Is the public even listening, reading or heeding this “[E]ditorial collaboration to urge action on sea-level rise”? And beach replenishment is one of the key elements in the big plan going forward. Once again. Mind-numbing.

“The Invading Sea” series began in June. But the editor(s) at the Post are now encouraging more beach renourishment. No better plan for the future? The only plan is that municipalities like the City of Lake Worth have to pay more? Here is an excerpt from that recent editorial in the Post:

[T]he beach is essential not only to Palm Beach County’s economy — think tourists, fishing, luxury residences [emphasis added] — but also to our region’s very identity. Not for nothing does “beach” appear in our county’s name, and in the names of 12 of the county’s municipalities.

Last week we learned that the county has asked the state for about $7.6 million to pay for restoration projects at what have been labeled critically eroded beaches – dwindled sections of shoreline located northward of Juno Inlet and as far south as Ocean Ridge. If the state approves the money, the county would match it with about $5.2 million and roughly $2.4 million more provided by affected coastal cities.

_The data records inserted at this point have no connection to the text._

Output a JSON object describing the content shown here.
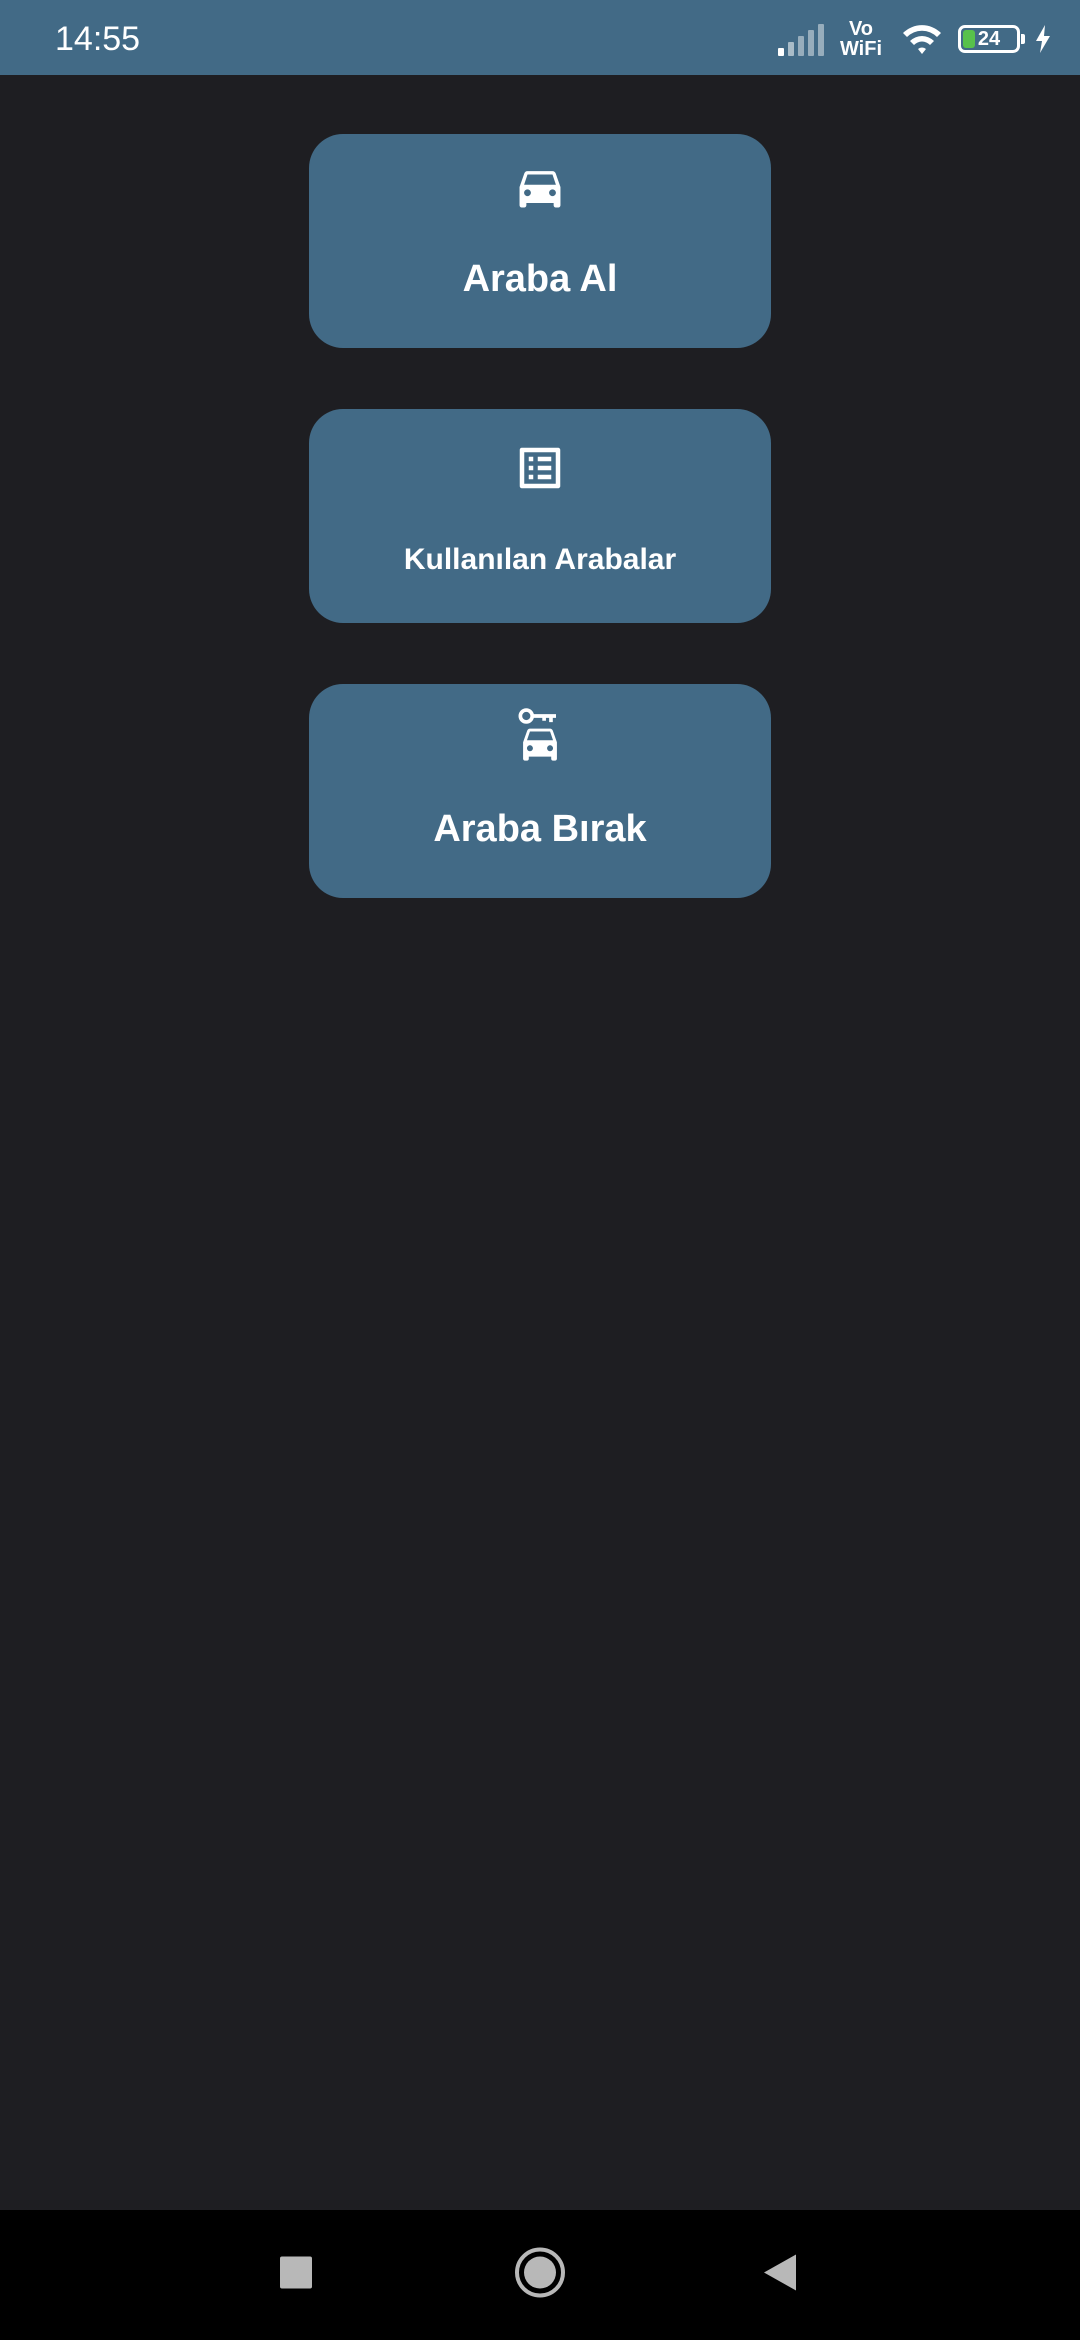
{
  "status_bar": {
    "time": "14:55",
    "vowifi_top": "Vo",
    "vowifi_bottom": "WiFi",
    "battery_level": "24",
    "battery_fraction": 0.24,
    "battery_color": "#58c14b"
  },
  "menu": {
    "items": [
      {
        "label": "Araba Al",
        "icon": "car-icon"
      },
      {
        "label": "Kullanılan Arabalar",
        "icon": "list-icon"
      },
      {
        "label": "Araba Bırak",
        "icon": "car-key-icon"
      }
    ]
  },
  "nav_bar": {
    "recent_icon": "square-icon",
    "home_icon": "circle-icon",
    "back_icon": "triangle-back-icon"
  },
  "colors": {
    "accent": "#426a86",
    "background": "#1e1e22",
    "nav_background": "#000000"
  }
}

Now to what scientist John Englander wrote on September 11th, two days after the editorial in the Post:

The worsening beach erosion is often blamed on rising sea level with some truth, but that hides the underlying problem. Beach erosion would be happening even without rising sea level — though rising sea level will surely make the problem worse.

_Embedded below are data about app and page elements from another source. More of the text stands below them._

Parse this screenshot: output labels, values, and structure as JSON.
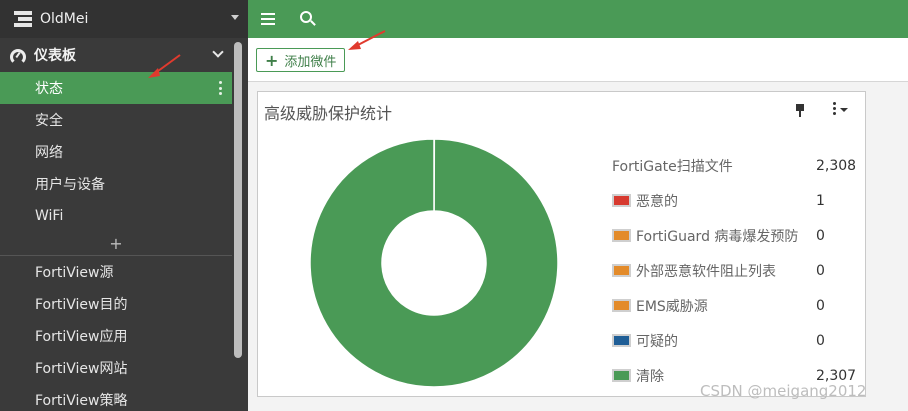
{
  "sidebar": {
    "brand": "OldMei",
    "group_label": "仪表板",
    "items": [
      {
        "label": "状态",
        "active": true
      },
      {
        "label": "安全"
      },
      {
        "label": "网络"
      },
      {
        "label": "用户与设备"
      },
      {
        "label": "WiFi"
      }
    ],
    "add_symbol": "+",
    "fortiview_items": [
      {
        "label": "FortiView源"
      },
      {
        "label": "FortiView目的"
      },
      {
        "label": "FortiView应用"
      },
      {
        "label": "FortiView网站"
      },
      {
        "label": "FortiView策略"
      }
    ]
  },
  "toolbar": {
    "add_widget_label": "添加微件"
  },
  "widget": {
    "title": "高级威胁保护统计",
    "legend": [
      {
        "label": "FortiGate扫描文件",
        "value": "2,308",
        "color": null
      },
      {
        "label": "恶意的",
        "value": "1",
        "color": "#d73a2f"
      },
      {
        "label": "FortiGuard 病毒爆发预防",
        "value": "0",
        "color": "#e38b2a"
      },
      {
        "label": "外部恶意软件阻止列表",
        "value": "0",
        "color": "#e38b2a"
      },
      {
        "label": "EMS威胁源",
        "value": "0",
        "color": "#e38b2a"
      },
      {
        "label": "可疑的",
        "value": "0",
        "color": "#1f5e96"
      },
      {
        "label": "清除",
        "value": "2,307",
        "color": "#4a9a56"
      }
    ]
  },
  "chart_data": {
    "type": "pie",
    "categories": [
      "恶意的",
      "FortiGuard 病毒爆发预防",
      "外部恶意软件阻止列表",
      "EMS威胁源",
      "可疑的",
      "清除"
    ],
    "values": [
      1,
      0,
      0,
      0,
      0,
      2307
    ],
    "colors": [
      "#d73a2f",
      "#e38b2a",
      "#e38b2a",
      "#e38b2a",
      "#1f5e96",
      "#4a9a56"
    ],
    "title": "高级威胁保护统计"
  },
  "watermark": "CSDN @meigang2012",
  "colors": {
    "accent": "#4a9a56",
    "sidebar": "#3a3a3a"
  }
}
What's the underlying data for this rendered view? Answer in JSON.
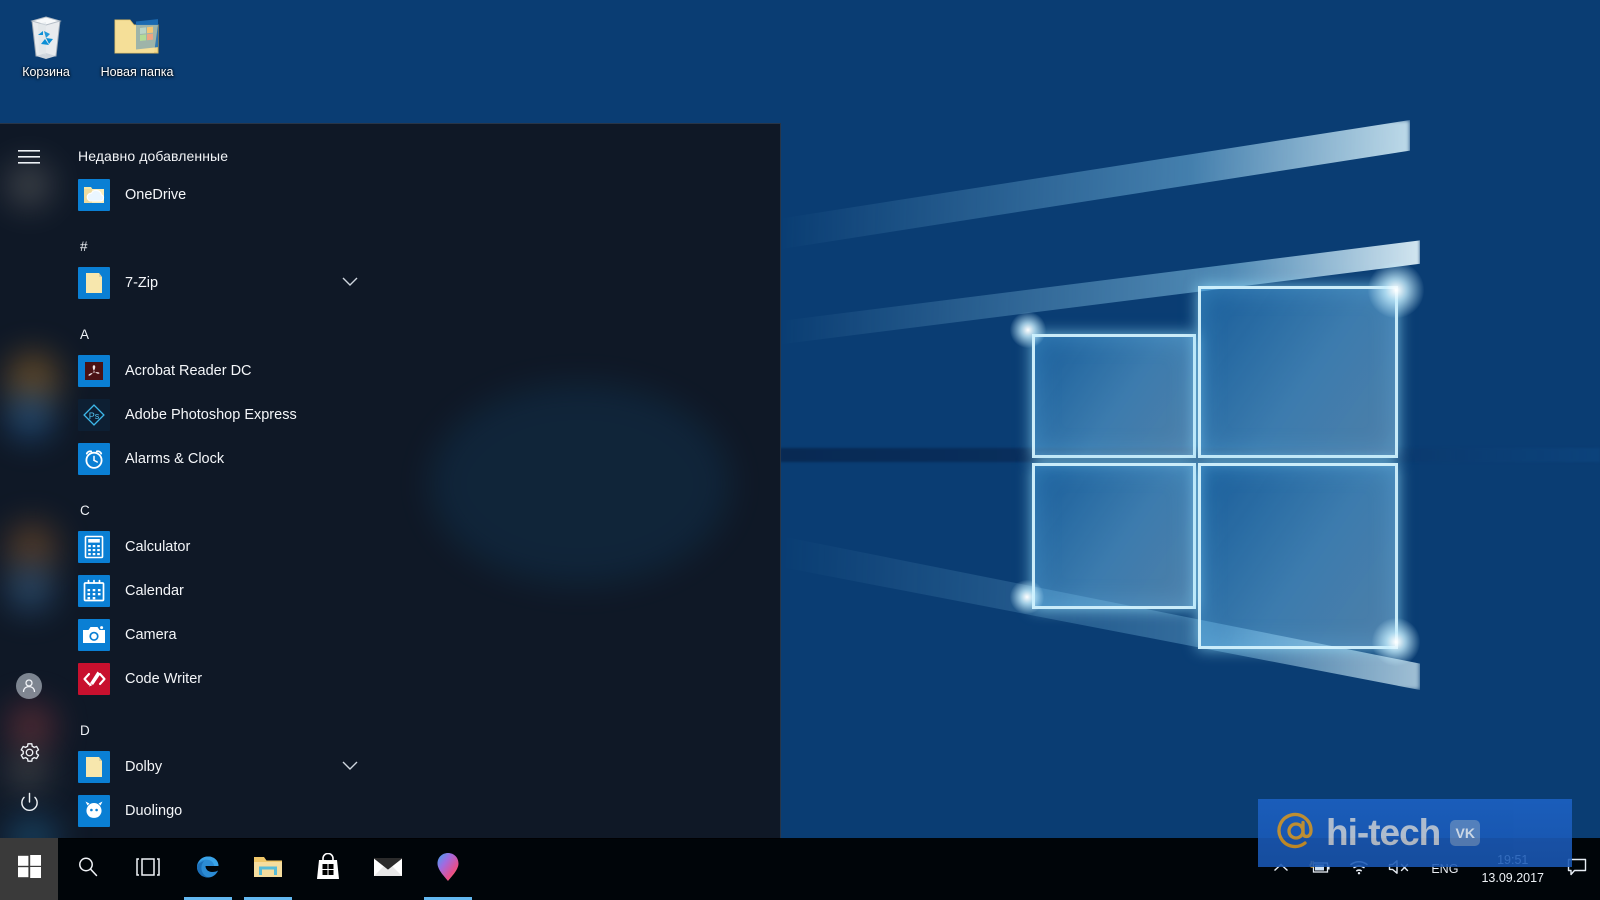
{
  "desktop": {
    "icons": [
      {
        "label": "Корзина",
        "icon": "recycle-bin-icon"
      },
      {
        "label": "Новая папка",
        "icon": "folder-icon"
      }
    ]
  },
  "start_menu": {
    "rail": {
      "hamburger": "hamburger-icon",
      "user": "user-account-icon",
      "settings": "gear-icon",
      "power": "power-icon"
    },
    "recent_header": "Недавно добавленные",
    "recent_apps": [
      {
        "label": "OneDrive",
        "icon": "onedrive-icon",
        "tile": "#0a7fd4",
        "expandable": false
      }
    ],
    "groups": [
      {
        "letter": "#",
        "apps": [
          {
            "label": "7-Zip",
            "icon": "folder-tile-icon",
            "tile": "#0a7fd4",
            "expandable": true
          }
        ]
      },
      {
        "letter": "A",
        "apps": [
          {
            "label": "Acrobat Reader DC",
            "icon": "acrobat-icon",
            "tile": "#0a7fd4",
            "expandable": false
          },
          {
            "label": "Adobe Photoshop Express",
            "icon": "photoshop-express-icon",
            "tile": "#10243f",
            "expandable": false
          },
          {
            "label": "Alarms & Clock",
            "icon": "alarm-clock-icon",
            "tile": "#0a7fd4",
            "expandable": false
          }
        ]
      },
      {
        "letter": "C",
        "apps": [
          {
            "label": "Calculator",
            "icon": "calculator-icon",
            "tile": "#0a7fd4",
            "expandable": false
          },
          {
            "label": "Calendar",
            "icon": "calendar-icon",
            "tile": "#0a7fd4",
            "expandable": false
          },
          {
            "label": "Camera",
            "icon": "camera-icon",
            "tile": "#0a7fd4",
            "expandable": false
          },
          {
            "label": "Code Writer",
            "icon": "code-writer-icon",
            "tile": "#c8102e",
            "expandable": false
          }
        ]
      },
      {
        "letter": "D",
        "apps": [
          {
            "label": "Dolby",
            "icon": "folder-tile-icon",
            "tile": "#0a7fd4",
            "expandable": true
          },
          {
            "label": "Duolingo",
            "icon": "duolingo-icon",
            "tile": "#0a7fd4",
            "expandable": false
          }
        ]
      }
    ]
  },
  "taskbar": {
    "start_button": "windows-logo-icon",
    "buttons": [
      {
        "name": "search-icon",
        "label": "Search",
        "active": false
      },
      {
        "name": "task-view-icon",
        "label": "Task View",
        "active": false
      },
      {
        "name": "edge-icon",
        "label": "Microsoft Edge",
        "active": true
      },
      {
        "name": "file-explorer-icon",
        "label": "File Explorer",
        "active": true
      },
      {
        "name": "microsoft-store-icon",
        "label": "Microsoft Store",
        "active": false
      },
      {
        "name": "mail-icon",
        "label": "Mail",
        "active": false
      },
      {
        "name": "paint3d-icon",
        "label": "Paint 3D",
        "active": true
      }
    ],
    "tray": {
      "show_hidden": "chevron-up-icon",
      "battery": "battery-charging-icon",
      "network": "wifi-icon",
      "volume": "speaker-muted-icon",
      "language": "ENG",
      "time": "19:51",
      "date": "13.09.2017",
      "action_center": "action-center-icon"
    }
  },
  "watermark": {
    "at_symbol": "@",
    "text": "hi-tech",
    "vk_badge": "VK"
  },
  "colors": {
    "accent": "#0a7fd4",
    "taskbar": "#000000",
    "menu_bg": "#101620",
    "indicator": "#63b8f0"
  }
}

What’s the problem?

Beaches have always moved, or migrated. Coastal geologists have can track historical beach and shoreline movements, even before human impact. Over a few centuries, shorelines can move greatly, hundreds of feet in either direction. Barrier islands can be created as well as disappear. Let’s look at a few very simple forms of beach erosion.

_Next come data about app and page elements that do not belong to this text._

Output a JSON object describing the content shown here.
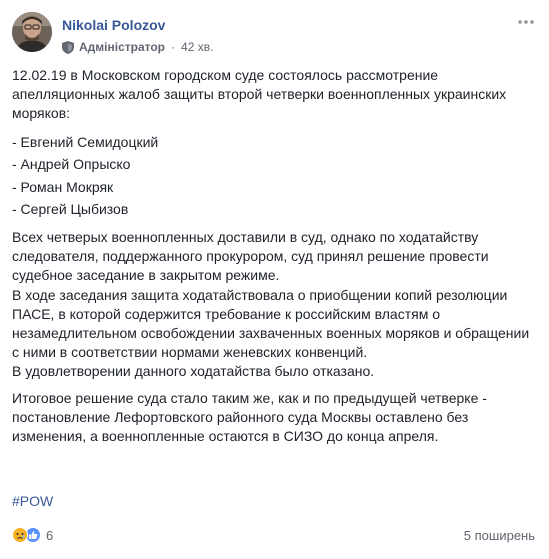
{
  "post": {
    "author_name": "Nikolai Polozov",
    "role": "Адміністратор",
    "time_ago": "42 хв.",
    "paragraphs": [
      "12.02.19 в Московском городском суде состоялось рассмотрение апелляционных жалоб защиты второй четверки военнопленных украинских моряков:"
    ],
    "list": [
      "- Евгений Семидоцкий",
      "- Андрей Опрыско",
      "- Роман Мокряк",
      "- Сергей Цыбизов"
    ],
    "paragraph_2": "Всех четверых военнопленных доставили в суд, однако по ходатайству следователя, поддержанного прокурором, суд принял решение провести судебное заседание в закрытом режиме.",
    "paragraph_3": "В ходе заседания защита ходатайствовала о приобщении копий резолюции ПАСЕ, в которой содержится требование к российским властям о незамедлительном освобождении захваченных военных моряков и обращении с ними в соответствии нормами женевских конвенций.",
    "paragraph_4": "В удовлетворении данного ходатайства было отказано.",
    "paragraph_5": "Итоговое решение суда стало таким же, как и по предыдущей четверке - постановление Лефортовского районного суда Москвы оставлено без изменения, а военнопленные остаются в СИЗО до конца апреля.",
    "hashtag": "#POW",
    "reaction_count": "6",
    "shares": "5 поширень"
  },
  "colors": {
    "link_blue": "#385898",
    "text": "#1d2129",
    "meta_gray": "#616770",
    "like_blue": "#5890ff",
    "sad_yellow": "#f7b125"
  },
  "icons": {
    "avatar": "avatar-photo",
    "shield": "admin-shield-icon",
    "more": "more-options-icon",
    "sad": "sad-reaction-icon",
    "like": "like-reaction-icon"
  }
}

  • Strong coastal storms, like hurricanes, can do major re-sculpting of a beach in hours.
  • At the other extreme, along most beaches, there is a slow, inexorable movement of sand along the shore, moving sand down the beach. You can usually observe this, just by looking carefully where the ocean meets the beach, even with the smallest waves. This natural process takes sand from one area, depositing it elsewhere — depletion and accretion.
  • Humans introduce a major new effect, wherever we interrupt that natural movement of sand along the shore. Any rock jetty, such as at a marina entrance, stops the longshore movement of sand. Sand piles up widening the beach on one side, and on the other, the beach erodes dramatically.

It is only in recent times that we have built closer and closer to the sea, assuming that “insurance would cover our assets.” In olden times it was understood to be risky and dangerous so no one built that close to the sea. To add to the problem, in the last half-century, our structures became larger, more permanent, and expensive. Think of all the expensive condominiums that seem to have sprung up like sea oats, along gorgeous beaches all over the world.

[To learn more about John Englander, “[A]n oceanographer, consultant and leading expert on sea level rise” click on this link.]

But keep in mind, the editor(s) at the Post think that beach renourishment is still the best and brightest idea for coastal Palm Beach County. And municipalities like the City of Lake Worth need to do more. Mind-numbing.

Along with the ¢1 sales tax increase — the County referendum that passed in November 2016 — the Neighborhood Road Bond referendum in the City of Lake Worth also passed by a “whopping 69%”. The public focus was and remains about fixing our infrastructure much of which fell into disrepair during the Great Recession. But things are turning around.

So maybe in a future editorial in the Post they can explain to Lake Worth Mayor Pam Triolo and the City Commission and to City Manager Michael Bornstein and City staff what part of the City budget can be cut to make certain there is more funding for beach renourishment in South Palm Beach.

However. . .

On November 8th, 2016, the public in the City of Lake Worth was asked to approve a referendum:

The editor of the editorial board at the Post wrote shortly thereafter the referendum passage, “Lake Worth is poised for some major upgrades following residents’ approval — by a whopping 69 percent. . .”